Much attention is paid to the office bullies, jerks, and energy vampires of the world. These are the folks who drain productivity and make that third cup of coffee necessary to face going to the office. Sometimes, it seems like they’re everywhere.
But that doesn’t seem to be the reality. While it’s probably not surprising that the 2015 report Employee Job Satisfaction and Engagement by the Society of Human Resource Managers (SHRM) found that 44% of relationships with coworkers were “very important,” what may be surprising it that the report also found that 79% of employees were satisfied with those relationships.
So, maybe our coworkers aren’t as bad as we make them out to be. There are several types of people that can be particularly beneficial. Hiring managers, take note: These are the five types of coworkers everyone needs in the office.
Integrators are a type described by consulting and auditing firm Deloitte’s Business Chemistry framework, which identifies personality patterns. Integrators understand the broader context of an issue and can bring people together. Often, Integrators gather input and consider varied opinions, then are able to socialize an approach before moving forward. They typically want to be part of the group, but some are more inwardly focused and need some quiet time to process what’s going on around them. Integrators like to make connections and have a strong sense of empathy and nuance, so they’re good at reading people and understanding their needs. This is the person you want building and motivating your team.

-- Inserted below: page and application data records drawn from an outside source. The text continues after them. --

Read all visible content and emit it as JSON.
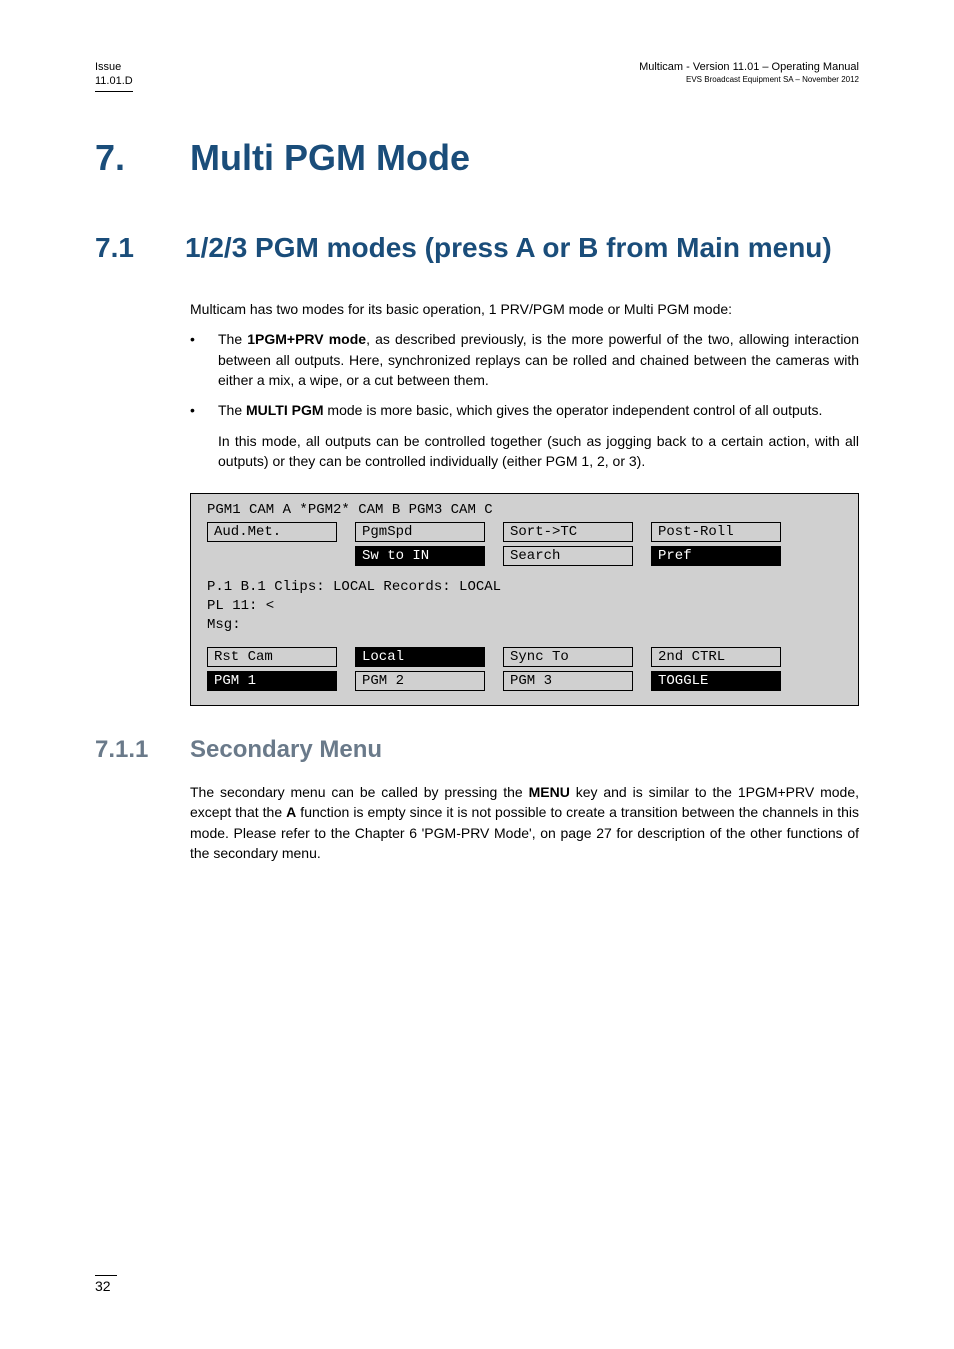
{
  "header": {
    "issue_label": "Issue",
    "issue_value": "11.01.D",
    "right_line1": "Multicam - Version 11.01 – Operating Manual",
    "right_line2": "EVS Broadcast Equipment SA – November 2012"
  },
  "chapter": {
    "number": "7.",
    "title": "Multi PGM Mode"
  },
  "section": {
    "number": "7.1",
    "title": "1/2/3 PGM modes (press A or B from Main menu)"
  },
  "intro": "Multicam has two modes for its basic operation, 1 PRV/PGM mode or Multi PGM mode:",
  "bullets": {
    "b1a": "The ",
    "b1b": "1PGM+PRV mode",
    "b1c": ", as described previously, is the more powerful of the two, allowing interaction between all outputs. Here, synchronized replays can be rolled and chained between the cameras with either a mix, a wipe, or a cut between them.",
    "b2a": "The ",
    "b2b": "MULTI PGM",
    "b2c": " mode is more basic, which gives the operator independent control of all outputs.",
    "b2sub": "In this mode, all outputs can be controlled together (such as jogging back to a certain action, with all outputs) or they can be controlled individually (either PGM 1, 2, or 3)."
  },
  "terminal": {
    "header": "PGM1 CAM A  *PGM2* CAM B  PGM3 CAM C",
    "row1": [
      "Aud.Met.",
      "PgmSpd",
      "Sort->TC",
      "Post-Roll"
    ],
    "row2_blank": "",
    "row2": [
      "",
      "Sw to IN",
      "Search",
      "Pref"
    ],
    "mid1": "P.1   B.1  Clips: LOCAL Records: LOCAL",
    "mid2": "PL 11: <",
    "mid3": "Msg:",
    "row3": [
      "Rst Cam",
      "Local",
      "Sync To",
      "2nd CTRL"
    ],
    "row4": [
      "PGM 1",
      "PGM 2",
      "PGM 3",
      "TOGGLE"
    ]
  },
  "subsection": {
    "number": "7.1.1",
    "title": "Secondary Menu"
  },
  "sub_para": {
    "a": "The secondary menu can be called by pressing the ",
    "b": "MENU",
    "c": " key and is similar to the 1PGM+PRV mode, except that the ",
    "d": "A",
    "e": " function is empty since it is not possible to create a transition between the channels in this mode. Please refer to the Chapter 6 'PGM-PRV Mode', on page 27 for description of the other functions of the secondary menu."
  },
  "page_number": "32"
}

Innovators are always looking for new ways to complete tasks, says Robin Marks, an associate director of the Counseling and Programming Team at the University of Delaware’s Career Services Center, where she has observed several key employee types that often do well in the workplace. Innovators bring a fresh set of eyes to various situations and look for ways to improve them and make them more efficient. This is the person you want looking at better ways to automate rote tasks, or to streamline a system that isn’t working very well.
We all need someone to have our back. Advocates aren’t afraid to speak up for themselves—or for you, if they think you need and deserve something you’re not getting, Marks says. Advocates spot what their team members need to do well and be engaged, and then they work to provide those resources or circumstances. They want to do the right thing for the people working around them and typically do best when their requests are related to employee satisfaction or customer service, she says.
Another type of valued coworker is The Bridge, one of the “middlemen” identified in the book The Middleman Economy: How Brokers, Agents, Dealers, and Everyday Matchmakers Create Value and Profit by Marina Krakovsky, Bridges are information and connection conduits. They are great at busting silos because of their large, diverse networks. Bridges don’t have to be senior managers—they can be anywhere on an organizational chart, Krakovsky says. But they share an ability to connect you with the people and information you need.
“You could think of this person as a knowledge broker, a merchant of information. All of those are basically capturing this idea of someone who is taking useful information from a place that doesn’t particularly value it, because it’s familiar and bringing it to an environment where it’s new and valuable,” she says.
Need new ideas? Then you need a Pioneer. Another Deloitte-identified type, these blue-sky thinkers are good at adapting to multiple environments and seeing different perspectives. They can consider different aspects of a project or problem and come up with new ways to improve or solve it. Just don’t rely on the typical Pioneer to be bothered with the details of getting things done. But if you love big-picture excitement, they can add big doses of it to your workday.
“If you need to change the lens on the way you are looking at something and trying something completely new, they’re the ones who love blue-sky innovation,” says Kim Christfort, national director of Deloitte’s Leadership Center for Clients.
If being surrounded by people who come up with great ideas, work together, and stick up for each other sounds like a great place to work, seeking out these coworkers might be a step in the right direction.